City prepares to offer a long-term 'gift' to Madison Square Garden
The Bloomberg administration is preparing to offer a major concession to the owners of Madison Square Garden, in the form of an opportunity to keep it in its current location indefinitely.
The City Planning Commission, a majority of whose members are appointed by the mayor, will on Wednesday consider a proposal from city planning commissioner Amanda Burden that includes a provision that could effectively turn a 15-year extension on the building's lease into a permanent one.
The provision, described to me by critics and confirmed by city officials, is, according to Raju Mann, the director of policy and planning at the Municipal Art Society, "a gift to Madison Square Garden."
In recent months, some of city’s most prominent urban planners have seized upon the imminent expiration of Madison Square Garden’s 50-year permit as a rare opportunity to do something dramatic about the low-ceilinged maze of a train station underneath.
Rather than extend the permit for another 50 years, advocates of building a new, grander Penn Station have argued that the commission should grant Madison Square Garden a permit for just a decade, enough time for it to find a new home elsewhere in Manhattan.
The city will in fact propose a 15-year renewal, rather than a 50-year one, which is in theory a victory for the planners. But the proposal also contains a major loophole: if the Garden meets certain conditions during those 15 years, it can get a permit to remain on top of Penn Station in perpetuity.

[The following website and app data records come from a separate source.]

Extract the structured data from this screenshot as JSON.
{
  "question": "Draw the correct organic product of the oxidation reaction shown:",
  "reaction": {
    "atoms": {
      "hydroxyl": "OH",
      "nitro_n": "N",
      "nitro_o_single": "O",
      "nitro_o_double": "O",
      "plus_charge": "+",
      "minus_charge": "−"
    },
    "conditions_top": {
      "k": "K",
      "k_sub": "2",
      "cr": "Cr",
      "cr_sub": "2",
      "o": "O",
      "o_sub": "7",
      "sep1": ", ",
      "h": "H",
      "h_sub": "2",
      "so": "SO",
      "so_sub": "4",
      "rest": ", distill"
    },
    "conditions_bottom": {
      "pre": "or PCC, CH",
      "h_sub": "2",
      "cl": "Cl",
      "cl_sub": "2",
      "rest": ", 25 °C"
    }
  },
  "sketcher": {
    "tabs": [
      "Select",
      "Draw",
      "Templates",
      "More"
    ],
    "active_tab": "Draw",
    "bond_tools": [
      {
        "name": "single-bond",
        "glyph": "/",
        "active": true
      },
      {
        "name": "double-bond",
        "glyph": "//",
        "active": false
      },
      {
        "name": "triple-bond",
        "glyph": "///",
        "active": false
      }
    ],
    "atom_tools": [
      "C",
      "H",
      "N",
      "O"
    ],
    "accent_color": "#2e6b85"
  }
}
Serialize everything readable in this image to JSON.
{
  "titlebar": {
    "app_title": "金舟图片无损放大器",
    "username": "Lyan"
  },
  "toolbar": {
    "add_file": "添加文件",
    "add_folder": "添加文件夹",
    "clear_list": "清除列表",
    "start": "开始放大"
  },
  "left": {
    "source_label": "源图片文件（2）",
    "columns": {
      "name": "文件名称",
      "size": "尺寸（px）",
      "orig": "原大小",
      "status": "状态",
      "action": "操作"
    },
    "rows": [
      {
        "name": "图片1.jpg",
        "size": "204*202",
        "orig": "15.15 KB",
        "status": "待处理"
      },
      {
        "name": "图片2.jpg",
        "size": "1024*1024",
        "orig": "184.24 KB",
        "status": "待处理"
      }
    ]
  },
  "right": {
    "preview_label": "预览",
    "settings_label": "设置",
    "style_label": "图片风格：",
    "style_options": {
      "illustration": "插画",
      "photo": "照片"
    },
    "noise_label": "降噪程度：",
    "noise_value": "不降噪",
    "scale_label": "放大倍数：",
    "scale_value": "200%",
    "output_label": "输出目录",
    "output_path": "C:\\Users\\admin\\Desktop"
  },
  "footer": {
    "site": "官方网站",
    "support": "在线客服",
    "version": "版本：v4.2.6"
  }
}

Namely, the Garden would have to come to some sort of an agreement with the three railroads that run beneath it to make improvements to the station, like adding new escalators and elevators. If such an agreement were to reached, and the City Planning Commission's chair (who is appointed by the mayor) were to approve it, then the Garden could remain where it is, on top of the ever-more-crowded Penn Station. Its special permit, in other words, would have no expiration date.
“We think this exception would be a mistake,” wrote Robert Yaro, president of the Regional Plan Association, and Vin Cipolla, the president of the Municipal Art Society, in a letter to planning commissioner Amanda Burden last week. “Although the City Planning Commission cannot solve this problem singlehandedly, we would like to underscore that the only way to regain a train station worthy of New York's status as a global city and to meet the needs of a growing economy and population is to relocate the Garden and build a new station from the track and platform level up.”
The planners take particular issue with the notion that the permit in perpetuity would not be subject to the city’s public approval process, known as ULURP, as the current application is now.
“We are deeply concerned the framework for renewing the permit in perpetuity outlined on May 6 requires no additional public review or transparency,” they wrote. “Such an approach would not be in the long-term interests of transit riders, the surrounding neighborhood or broader city and region.”
The city counters that all of the railroads have their own public review processes, though Mann notes that their processes aren’t nearly as transparent as the city’s.
If the commission approves Burden's proposal, as expected, it will still have to overcome one very significant hurdle: the City Council, which is to vote on the application this summer.
Council Speaker Christine Quinn has yet to say where she stands on the matter.